When my son’s British fiancé told us we were celebrating their engagement by going punting in Cambridge, I imagined kicking the pigskin around a ballpark. But the English don’t play American football. Then I thought it must have something to do with rugby, as her brother-in-law is an avid rugby man.
Well, what a surprise! Punting has nothing to do with playing ball on a pitch (field), but instead involves a boat on a river.
Imagine skimming across the water in a “punt.” Picture a Venetian gondola that is shaped like a flat-bottomed, mini-barge.
In Cambridge punting along River Cam leads you past the famous colleges of the University of Cambridge. Founded as far back as 800 years ago, each contains its own history, architecture and stories.
The punt, dating back to medieval times, allowed navigation in shallow water areas. Until recently commercial fishermen used punts to work the fens of East Anglia. In 1870 punting for pleasure began, becoming more common in the 1900s and today is considered a part of the Cambridge experience.
A person navigates by standing on the till (known as the deck) at the back, not paddling, but poling. It looks easy. It’s not. Imagine trying to propel a dozen hefty passengers forward by pushing off the river bottom with a pole vault stick.
Poles, usually made of spruce 12-16 feet long, have a shoe, a rounded lump of metal on one end in the shape of swallow’s tail. Without a rudder, the punt is difficult to steer and the pole can get stuck in the river bottom.
Our next dilemma was who was going to pole the punt?
I assumed David would guide us down the River Cam, but sidelined by a rugby injury, he couldn’t even bend his knee enough to climb into the boat.
Fortunately Larissa and her sister, Charlotte, had the foresight to barter for tickets that included a guide. From the Quayside Punting Station near Magdalene Bridge, we clambered into the low seats of the punt.
Like a modern day Huck Finn, a handsome, young man in khakis and a white shirt stood in the stern grasping his pole. In the voice of a great orator, he recounted the history and legends surrounding the colleges of Cambridge during our 45-minute ride up one side of the Cam and then down the other.
“The Backs refers to a one-mile stretch past the rear sides of some of England’s most prestigious and oldest universities,” our guide said. “A few of the famous colleges, which we will be passing include Trinity College, founded by King Henry VIII in 1546; Trinity Hall, where scientist Stephen Hawking studied; and St. Johns College, which was attended by poet William Wordsworth.”
Along the riverbank people dined at outdoor cafes, college co-eds lounged on lush lawns under weeping willows and boatloads of tourists drank beer celebrating the arrival of spring.
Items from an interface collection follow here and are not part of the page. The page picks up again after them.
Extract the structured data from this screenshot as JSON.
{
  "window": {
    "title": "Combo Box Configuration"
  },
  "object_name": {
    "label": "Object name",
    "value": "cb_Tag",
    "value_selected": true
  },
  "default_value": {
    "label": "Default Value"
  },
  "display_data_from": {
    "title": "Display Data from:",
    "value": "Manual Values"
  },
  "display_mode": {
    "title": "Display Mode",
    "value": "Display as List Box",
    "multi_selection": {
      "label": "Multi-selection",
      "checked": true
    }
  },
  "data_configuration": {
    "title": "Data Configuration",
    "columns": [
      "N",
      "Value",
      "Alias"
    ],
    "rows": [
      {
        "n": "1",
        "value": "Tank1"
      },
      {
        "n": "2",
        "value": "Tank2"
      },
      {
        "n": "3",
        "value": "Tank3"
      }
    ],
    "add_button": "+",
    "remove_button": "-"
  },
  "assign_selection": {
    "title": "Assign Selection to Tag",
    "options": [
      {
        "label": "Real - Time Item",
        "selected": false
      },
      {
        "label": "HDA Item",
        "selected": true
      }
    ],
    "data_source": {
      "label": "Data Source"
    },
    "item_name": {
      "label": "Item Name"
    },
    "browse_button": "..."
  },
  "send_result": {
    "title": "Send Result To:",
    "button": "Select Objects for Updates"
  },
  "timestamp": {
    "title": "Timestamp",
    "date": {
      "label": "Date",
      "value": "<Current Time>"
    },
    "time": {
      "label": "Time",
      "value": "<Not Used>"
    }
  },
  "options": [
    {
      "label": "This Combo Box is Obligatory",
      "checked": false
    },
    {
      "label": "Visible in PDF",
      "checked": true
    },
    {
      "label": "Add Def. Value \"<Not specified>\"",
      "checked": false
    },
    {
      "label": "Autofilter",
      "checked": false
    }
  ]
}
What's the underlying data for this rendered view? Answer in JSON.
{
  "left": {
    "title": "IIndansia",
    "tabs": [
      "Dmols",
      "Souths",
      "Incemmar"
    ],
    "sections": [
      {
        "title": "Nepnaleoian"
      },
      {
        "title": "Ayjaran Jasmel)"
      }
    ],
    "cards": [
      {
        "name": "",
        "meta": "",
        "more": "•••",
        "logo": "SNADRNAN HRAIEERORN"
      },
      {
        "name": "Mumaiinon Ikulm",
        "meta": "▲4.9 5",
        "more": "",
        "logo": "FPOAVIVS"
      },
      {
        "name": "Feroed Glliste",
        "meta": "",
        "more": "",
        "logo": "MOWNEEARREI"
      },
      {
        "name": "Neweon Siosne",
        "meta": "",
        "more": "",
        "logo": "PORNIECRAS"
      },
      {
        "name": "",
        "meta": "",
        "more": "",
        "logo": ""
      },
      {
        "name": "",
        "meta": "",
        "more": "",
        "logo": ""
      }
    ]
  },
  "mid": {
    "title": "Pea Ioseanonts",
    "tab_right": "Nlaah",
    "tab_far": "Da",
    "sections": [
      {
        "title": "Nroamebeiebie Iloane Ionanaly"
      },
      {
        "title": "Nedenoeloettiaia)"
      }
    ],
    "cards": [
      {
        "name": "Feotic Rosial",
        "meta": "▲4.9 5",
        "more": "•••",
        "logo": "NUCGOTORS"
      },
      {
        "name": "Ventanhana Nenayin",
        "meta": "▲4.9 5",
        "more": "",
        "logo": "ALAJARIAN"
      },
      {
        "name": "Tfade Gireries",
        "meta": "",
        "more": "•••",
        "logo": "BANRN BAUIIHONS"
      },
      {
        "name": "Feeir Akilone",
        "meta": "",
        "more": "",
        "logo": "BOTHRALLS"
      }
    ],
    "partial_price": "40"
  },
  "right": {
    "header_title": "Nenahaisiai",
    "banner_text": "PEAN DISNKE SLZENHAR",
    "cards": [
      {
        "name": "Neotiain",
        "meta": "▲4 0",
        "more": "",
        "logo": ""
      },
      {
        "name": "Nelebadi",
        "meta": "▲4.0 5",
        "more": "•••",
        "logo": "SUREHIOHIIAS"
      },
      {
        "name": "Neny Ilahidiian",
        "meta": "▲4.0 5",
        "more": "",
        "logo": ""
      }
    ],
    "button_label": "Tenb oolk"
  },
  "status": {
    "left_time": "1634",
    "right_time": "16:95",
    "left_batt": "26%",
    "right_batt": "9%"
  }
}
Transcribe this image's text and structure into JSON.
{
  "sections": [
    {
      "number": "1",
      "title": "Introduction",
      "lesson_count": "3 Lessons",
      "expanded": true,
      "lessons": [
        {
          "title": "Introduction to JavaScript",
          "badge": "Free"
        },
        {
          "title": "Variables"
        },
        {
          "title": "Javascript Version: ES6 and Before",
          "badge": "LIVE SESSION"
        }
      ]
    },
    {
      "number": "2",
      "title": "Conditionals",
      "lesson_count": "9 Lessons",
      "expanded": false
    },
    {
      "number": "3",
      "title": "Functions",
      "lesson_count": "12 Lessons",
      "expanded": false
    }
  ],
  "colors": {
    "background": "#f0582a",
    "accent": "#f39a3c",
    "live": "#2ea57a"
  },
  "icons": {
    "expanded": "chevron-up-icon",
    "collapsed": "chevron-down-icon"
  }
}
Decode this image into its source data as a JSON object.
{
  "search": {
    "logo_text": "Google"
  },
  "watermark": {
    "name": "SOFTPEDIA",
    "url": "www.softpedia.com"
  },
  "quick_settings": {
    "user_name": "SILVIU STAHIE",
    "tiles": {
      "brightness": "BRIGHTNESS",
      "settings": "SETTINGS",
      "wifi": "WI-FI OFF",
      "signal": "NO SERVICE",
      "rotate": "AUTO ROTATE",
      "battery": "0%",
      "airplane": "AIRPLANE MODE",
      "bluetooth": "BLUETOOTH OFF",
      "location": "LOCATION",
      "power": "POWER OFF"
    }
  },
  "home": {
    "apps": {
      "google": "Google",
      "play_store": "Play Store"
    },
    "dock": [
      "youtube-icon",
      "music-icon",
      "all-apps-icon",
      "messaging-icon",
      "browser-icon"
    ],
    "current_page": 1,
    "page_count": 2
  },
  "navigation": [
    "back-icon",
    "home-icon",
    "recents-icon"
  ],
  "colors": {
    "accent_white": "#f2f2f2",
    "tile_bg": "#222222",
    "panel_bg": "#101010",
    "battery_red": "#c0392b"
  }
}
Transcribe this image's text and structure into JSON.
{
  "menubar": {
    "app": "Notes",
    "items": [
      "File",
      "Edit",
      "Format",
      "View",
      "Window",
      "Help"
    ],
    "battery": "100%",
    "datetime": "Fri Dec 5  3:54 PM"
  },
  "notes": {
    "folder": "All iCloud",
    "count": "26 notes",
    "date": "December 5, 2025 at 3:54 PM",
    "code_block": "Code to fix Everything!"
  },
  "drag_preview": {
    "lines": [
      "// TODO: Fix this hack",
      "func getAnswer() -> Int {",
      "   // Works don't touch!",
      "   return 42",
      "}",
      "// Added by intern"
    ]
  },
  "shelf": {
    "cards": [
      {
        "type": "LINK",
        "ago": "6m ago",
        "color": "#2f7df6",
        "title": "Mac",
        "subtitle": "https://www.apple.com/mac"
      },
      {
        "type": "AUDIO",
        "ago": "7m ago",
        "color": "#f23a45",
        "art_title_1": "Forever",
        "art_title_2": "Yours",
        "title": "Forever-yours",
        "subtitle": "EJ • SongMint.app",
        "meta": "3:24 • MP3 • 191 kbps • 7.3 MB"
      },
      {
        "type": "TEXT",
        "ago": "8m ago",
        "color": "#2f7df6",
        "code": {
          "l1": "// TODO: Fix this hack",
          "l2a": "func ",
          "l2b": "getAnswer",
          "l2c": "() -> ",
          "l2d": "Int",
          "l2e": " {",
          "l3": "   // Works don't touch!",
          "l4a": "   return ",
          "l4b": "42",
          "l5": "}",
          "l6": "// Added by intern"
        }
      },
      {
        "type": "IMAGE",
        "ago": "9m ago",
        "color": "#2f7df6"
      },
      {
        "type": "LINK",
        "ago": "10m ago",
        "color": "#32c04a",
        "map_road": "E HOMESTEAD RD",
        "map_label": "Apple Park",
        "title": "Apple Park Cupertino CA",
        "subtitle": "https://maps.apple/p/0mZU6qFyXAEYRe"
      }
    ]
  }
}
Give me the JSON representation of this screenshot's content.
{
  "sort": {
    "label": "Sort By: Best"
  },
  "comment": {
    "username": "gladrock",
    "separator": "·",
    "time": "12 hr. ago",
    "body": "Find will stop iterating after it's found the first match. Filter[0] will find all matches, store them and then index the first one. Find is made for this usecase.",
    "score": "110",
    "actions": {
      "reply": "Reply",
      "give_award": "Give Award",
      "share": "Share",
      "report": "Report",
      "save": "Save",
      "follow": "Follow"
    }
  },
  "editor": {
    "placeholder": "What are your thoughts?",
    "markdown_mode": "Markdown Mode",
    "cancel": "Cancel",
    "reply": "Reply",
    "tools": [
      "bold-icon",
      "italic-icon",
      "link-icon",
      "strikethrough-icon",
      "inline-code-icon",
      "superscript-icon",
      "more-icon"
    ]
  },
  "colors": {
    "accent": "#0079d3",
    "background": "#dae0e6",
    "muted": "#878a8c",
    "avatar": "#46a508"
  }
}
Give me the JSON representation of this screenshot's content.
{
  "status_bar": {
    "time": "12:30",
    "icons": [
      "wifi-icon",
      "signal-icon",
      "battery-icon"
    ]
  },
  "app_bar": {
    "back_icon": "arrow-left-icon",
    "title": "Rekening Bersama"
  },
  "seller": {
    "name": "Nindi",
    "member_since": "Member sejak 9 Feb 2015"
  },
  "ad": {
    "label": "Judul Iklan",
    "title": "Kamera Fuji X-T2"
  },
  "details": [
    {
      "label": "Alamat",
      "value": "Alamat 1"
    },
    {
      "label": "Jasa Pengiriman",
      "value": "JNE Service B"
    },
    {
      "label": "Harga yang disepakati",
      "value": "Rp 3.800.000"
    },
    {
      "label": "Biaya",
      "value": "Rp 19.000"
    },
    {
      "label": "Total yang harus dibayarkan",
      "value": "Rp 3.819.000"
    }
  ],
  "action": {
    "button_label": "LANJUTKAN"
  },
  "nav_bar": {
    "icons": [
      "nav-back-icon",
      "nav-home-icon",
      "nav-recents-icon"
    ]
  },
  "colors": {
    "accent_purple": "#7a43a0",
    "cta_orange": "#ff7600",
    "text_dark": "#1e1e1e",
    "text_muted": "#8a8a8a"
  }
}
A carnival like atmosphere prevailed. Punting was like being in an amusement park on bumper boat ride and sure enough another boat slammed into our side, jarring my back.
While the skilled college guides maneuvered between boats, amateur punters spun in circles and crashed into other vessels.
“On your right is St. John’s,” our guide said, “one of the oldest and most celebrated colleges in Cambridge.”
As we passed under the city’s famous Bridge of Sighs, named after the one in Venice, the scene felt surreal.
When we opened champagne and raised our glasses to Nic and Larissa, I thought, what are the odds of small town girl from Illinois marrying a French boy from Normandy and raising a Franco-American son who’s falls in love with a beautiful English/Irish-Ukrainian girl.
How extraordinary the fate uniting our families as we celebrate toasting to their future by punting in Cambridge.